If you plan on being a core academic teacher in Massachusetts, you either are or soon will be fairly familiar with sheltered instruction and the Sheltered English Immersion program. I do plan on teaching in Massachusetts and am in the “getting to know you” phase of my relationship with sheltered English instruction, so I thought it would be helpful for myself and for other teachers in similar positions to have a brief overview of what sheltered instruction is, where it comes from, and why Massachusetts is making us learn about it.
Here are some facts to start off with:
- English language learners (ELLs) are the fastest growing population in the U.S. school system, with the number of English learners tripling since 1998 (Echevarría 1).
- In Massachusetts, ELL Enrollment has increased by 57% since 2000
- For the 2013-2014 academic year in Massachusetts, the annual ELL dropout rate was approximately 3 times higher than that of non-ELL students. See this Department of Education report.
The poor performance of increasing numbers of ELLs in Massachusetts is not a new thing; the numbers were actually significantly worse in 2011, when the U.S. Department of Justice notified the Mass. Department of Elementary and Secondary Education (DESE) that their ELL instruction was not adequate to meet the needs of their student populations. The Department of Justice actually qualified the low quality ELL education in Massachusetts as a violation of civil rights as well as the federal Equal Opportunities Act. In response to this pressure from the Department of Justice, in June 2012, Massachusetts approved the Rethinking Equity and Teaching for English Language Learners (RETELL) initiative, which is a collection of reforms regulating ELL instruction in schools. One of the primary components of the RETELL initiative is the requirement that all core academic teachers earn a Sheltered English Immersion (SEI) Teacher Endorsement, which equips them to use sheltered English instruction in their classrooms.
Sheltered English instruction is a pedagogical approach to helping ELLs access and understand grade-level, content-area knowledge while also building their English language skills. The term sheltered suggests that “such instruction provides refuge from the linguistic demands of mainstream instruction, which, unless modified, are beyond the comprehension of many English learners” (Echevarría 50). In other words, sheltered instruction, also referred to as Specially Designed Academic Instruction in English in some places, is intended to protect ELLs from English language requirements that they are unable to meet while they are developing both language and content-area skills. This kind of instruction can be used in a mainstream classroom where ELL students are surrounded by fluent English-speakers, or in a class entirely made up of ELLs (from Brown University’s SEI page). A core idea behind sheltered instruction is that it should benefit both ELLs and English-proficient students, making it appropriate for use in a mainstream class as well as an ELL class; all students should experience a richer, more rewarding educational experience when sheltered instruction is employed correctly.

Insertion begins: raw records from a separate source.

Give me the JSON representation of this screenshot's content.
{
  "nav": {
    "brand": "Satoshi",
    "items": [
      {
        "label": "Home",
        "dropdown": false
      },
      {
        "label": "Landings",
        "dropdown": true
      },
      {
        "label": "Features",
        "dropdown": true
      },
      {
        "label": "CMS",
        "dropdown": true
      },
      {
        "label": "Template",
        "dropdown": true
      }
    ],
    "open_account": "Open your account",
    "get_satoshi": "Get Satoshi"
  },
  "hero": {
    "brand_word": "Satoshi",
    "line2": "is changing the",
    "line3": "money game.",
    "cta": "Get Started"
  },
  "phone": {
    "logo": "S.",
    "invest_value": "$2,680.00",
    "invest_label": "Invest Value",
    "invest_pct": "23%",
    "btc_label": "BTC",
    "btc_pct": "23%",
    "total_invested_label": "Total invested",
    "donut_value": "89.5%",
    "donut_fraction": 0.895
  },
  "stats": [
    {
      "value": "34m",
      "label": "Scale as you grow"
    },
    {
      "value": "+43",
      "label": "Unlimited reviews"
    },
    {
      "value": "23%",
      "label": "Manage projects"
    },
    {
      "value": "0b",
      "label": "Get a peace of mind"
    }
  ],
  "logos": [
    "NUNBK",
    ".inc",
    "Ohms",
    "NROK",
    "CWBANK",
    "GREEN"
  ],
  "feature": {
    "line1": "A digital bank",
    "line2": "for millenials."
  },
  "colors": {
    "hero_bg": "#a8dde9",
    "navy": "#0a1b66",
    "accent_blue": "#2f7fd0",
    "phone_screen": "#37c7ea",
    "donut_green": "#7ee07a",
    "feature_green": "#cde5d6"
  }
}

And so, in response to generally inadequate educational opportunities for our ELL students here in Massachusetts, the state is requiring teachers to get some explicit instruction on how to work with students who do not have the necessary English language skills to complete their work independently. The most common way of attaining this newly required SEI endorsement is by completing an SEI endorsement class, which is what I will be doing. Because of this, you can expect to be seeing some ELL-themed blog posts over the next few months, which will make having this overview to refer back to even more useful!